Web page and app entries:
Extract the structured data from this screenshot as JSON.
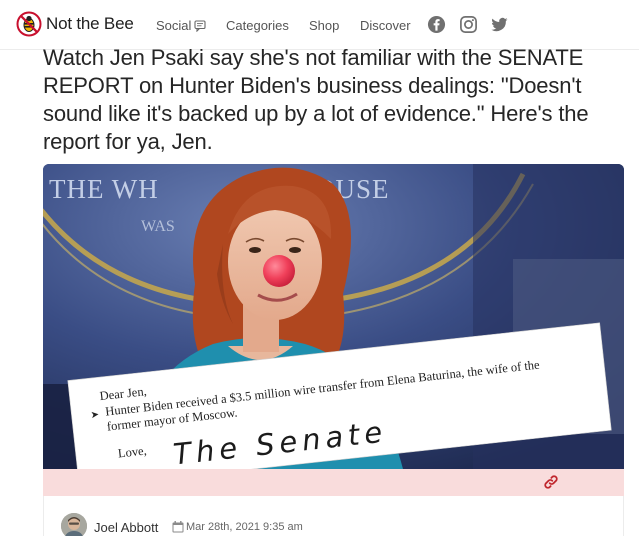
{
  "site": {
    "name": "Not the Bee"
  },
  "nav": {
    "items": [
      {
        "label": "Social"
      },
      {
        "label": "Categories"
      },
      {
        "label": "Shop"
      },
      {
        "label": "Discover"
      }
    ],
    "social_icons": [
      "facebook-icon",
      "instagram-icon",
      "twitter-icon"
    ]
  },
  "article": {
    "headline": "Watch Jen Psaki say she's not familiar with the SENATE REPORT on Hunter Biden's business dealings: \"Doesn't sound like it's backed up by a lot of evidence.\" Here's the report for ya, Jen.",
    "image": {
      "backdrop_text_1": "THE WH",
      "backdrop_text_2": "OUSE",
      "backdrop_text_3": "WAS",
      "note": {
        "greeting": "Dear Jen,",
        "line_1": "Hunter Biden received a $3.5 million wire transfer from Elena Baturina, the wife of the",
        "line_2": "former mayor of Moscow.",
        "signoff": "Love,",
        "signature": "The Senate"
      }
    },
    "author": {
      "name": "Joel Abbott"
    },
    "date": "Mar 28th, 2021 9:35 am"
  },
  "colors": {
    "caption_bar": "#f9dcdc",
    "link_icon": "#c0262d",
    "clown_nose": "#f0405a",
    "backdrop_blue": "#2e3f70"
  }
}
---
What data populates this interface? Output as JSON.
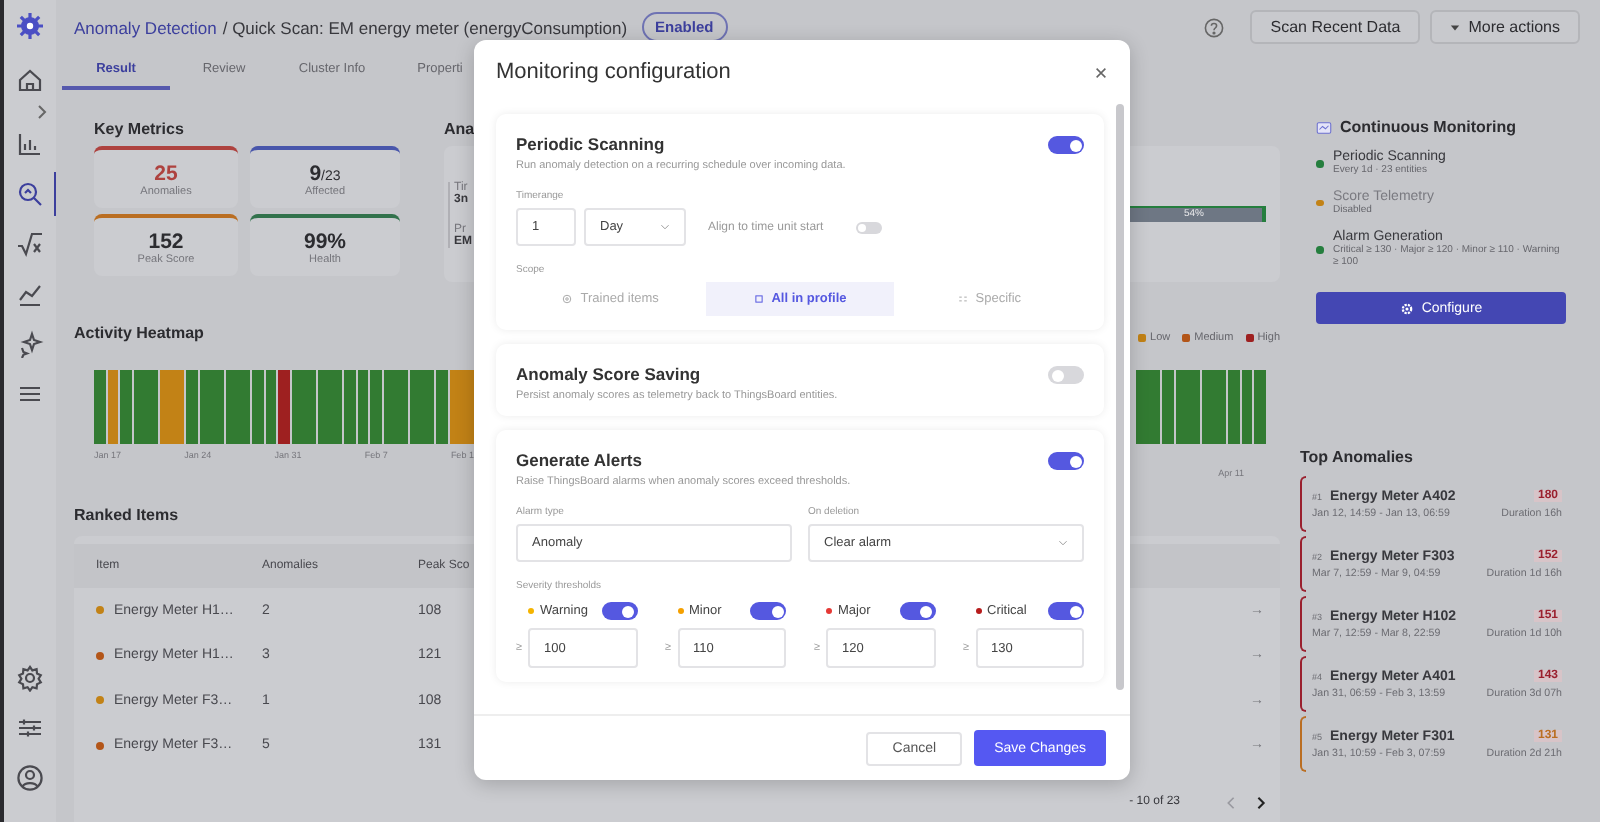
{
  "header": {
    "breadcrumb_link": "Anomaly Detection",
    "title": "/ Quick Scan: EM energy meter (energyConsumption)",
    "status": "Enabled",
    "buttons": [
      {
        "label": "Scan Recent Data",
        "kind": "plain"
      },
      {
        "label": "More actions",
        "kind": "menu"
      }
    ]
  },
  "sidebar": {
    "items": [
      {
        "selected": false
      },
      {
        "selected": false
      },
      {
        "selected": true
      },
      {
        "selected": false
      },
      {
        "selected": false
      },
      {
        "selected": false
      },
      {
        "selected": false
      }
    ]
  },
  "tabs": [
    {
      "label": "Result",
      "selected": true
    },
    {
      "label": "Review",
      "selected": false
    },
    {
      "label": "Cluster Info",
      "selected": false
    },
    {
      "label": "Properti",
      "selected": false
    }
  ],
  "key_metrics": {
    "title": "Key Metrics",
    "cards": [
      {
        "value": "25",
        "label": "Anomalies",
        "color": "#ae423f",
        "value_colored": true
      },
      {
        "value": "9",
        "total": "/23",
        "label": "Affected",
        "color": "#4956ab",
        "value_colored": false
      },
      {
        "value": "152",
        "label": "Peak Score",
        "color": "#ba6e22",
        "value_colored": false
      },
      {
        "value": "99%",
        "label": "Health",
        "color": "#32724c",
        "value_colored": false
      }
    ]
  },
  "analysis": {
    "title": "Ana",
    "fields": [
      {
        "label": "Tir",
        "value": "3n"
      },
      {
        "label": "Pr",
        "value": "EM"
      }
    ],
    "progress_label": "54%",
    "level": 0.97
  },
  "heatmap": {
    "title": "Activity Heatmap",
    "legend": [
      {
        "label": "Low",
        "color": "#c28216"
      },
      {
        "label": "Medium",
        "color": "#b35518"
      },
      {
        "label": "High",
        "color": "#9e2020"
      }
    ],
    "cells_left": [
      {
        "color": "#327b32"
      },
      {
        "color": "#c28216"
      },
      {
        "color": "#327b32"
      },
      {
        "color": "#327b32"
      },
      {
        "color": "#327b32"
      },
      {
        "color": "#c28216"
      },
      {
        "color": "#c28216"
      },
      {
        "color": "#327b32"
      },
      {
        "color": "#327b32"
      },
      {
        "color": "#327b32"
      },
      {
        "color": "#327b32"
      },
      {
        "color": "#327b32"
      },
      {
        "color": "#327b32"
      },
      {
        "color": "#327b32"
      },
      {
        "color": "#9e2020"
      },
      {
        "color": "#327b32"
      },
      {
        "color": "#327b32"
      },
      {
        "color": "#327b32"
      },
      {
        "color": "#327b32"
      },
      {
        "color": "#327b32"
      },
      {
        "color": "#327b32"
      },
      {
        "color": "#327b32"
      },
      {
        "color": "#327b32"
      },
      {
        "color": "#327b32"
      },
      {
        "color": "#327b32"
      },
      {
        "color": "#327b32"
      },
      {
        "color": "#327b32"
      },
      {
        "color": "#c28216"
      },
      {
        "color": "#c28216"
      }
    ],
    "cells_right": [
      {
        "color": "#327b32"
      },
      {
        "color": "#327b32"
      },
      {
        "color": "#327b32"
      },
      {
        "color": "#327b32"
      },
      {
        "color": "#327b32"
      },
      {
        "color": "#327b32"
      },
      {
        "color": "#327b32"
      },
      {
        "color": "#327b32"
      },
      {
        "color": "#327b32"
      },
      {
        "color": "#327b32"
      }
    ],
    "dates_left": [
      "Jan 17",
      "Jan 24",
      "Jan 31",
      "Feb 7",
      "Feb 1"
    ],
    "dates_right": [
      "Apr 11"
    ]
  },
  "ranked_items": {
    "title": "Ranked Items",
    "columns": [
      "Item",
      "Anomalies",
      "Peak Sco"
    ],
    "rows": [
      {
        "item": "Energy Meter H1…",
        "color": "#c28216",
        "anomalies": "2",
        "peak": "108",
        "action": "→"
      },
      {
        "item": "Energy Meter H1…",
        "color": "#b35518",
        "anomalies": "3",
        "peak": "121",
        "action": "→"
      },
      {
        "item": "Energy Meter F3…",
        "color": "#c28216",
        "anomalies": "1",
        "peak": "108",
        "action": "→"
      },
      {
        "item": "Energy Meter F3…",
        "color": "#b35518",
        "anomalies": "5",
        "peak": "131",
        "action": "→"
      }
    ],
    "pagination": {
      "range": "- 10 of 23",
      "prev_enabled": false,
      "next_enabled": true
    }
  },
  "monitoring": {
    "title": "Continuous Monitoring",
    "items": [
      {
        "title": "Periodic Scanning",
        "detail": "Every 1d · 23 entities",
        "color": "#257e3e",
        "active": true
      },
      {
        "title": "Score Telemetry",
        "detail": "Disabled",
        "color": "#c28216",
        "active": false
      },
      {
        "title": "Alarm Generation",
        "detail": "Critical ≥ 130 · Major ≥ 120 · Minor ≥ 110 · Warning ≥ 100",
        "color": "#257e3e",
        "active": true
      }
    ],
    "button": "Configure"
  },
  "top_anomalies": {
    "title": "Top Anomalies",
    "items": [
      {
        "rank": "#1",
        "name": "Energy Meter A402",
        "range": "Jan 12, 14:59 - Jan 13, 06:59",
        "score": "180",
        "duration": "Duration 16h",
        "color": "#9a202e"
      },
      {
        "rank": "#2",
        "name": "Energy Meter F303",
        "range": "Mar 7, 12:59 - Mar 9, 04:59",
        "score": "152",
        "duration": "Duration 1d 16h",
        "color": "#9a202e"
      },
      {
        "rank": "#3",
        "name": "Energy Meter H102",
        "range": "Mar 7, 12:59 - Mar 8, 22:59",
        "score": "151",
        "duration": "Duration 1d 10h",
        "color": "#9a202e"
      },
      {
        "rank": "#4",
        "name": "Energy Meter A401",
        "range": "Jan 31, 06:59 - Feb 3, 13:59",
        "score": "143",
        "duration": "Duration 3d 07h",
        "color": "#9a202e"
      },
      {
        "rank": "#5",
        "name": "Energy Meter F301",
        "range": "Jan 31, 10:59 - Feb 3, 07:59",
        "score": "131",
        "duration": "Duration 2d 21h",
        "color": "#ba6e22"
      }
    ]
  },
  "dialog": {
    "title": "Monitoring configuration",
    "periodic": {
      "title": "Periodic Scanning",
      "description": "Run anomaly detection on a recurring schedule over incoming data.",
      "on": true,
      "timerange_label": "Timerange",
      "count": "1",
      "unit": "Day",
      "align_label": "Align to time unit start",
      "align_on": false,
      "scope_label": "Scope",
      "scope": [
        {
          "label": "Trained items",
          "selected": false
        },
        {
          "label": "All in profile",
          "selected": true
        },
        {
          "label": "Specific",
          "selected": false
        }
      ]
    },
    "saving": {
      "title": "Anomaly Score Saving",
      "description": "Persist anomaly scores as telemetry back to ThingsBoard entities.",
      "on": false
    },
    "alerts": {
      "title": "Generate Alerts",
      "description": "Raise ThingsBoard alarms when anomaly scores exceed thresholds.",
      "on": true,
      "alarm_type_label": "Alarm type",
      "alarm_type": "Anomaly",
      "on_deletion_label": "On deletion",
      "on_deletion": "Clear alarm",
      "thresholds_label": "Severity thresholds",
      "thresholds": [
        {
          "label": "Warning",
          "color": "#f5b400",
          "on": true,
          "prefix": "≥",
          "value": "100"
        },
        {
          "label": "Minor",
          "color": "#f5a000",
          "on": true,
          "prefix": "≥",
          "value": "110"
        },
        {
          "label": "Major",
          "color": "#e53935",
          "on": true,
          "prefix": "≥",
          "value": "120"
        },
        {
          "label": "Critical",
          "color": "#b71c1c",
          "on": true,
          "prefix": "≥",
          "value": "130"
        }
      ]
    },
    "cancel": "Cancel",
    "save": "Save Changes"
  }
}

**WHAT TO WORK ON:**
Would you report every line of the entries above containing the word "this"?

**REPLY:**
Extract the structured data from this screenshot as JSON.
What data populates this interface? Output as JSON.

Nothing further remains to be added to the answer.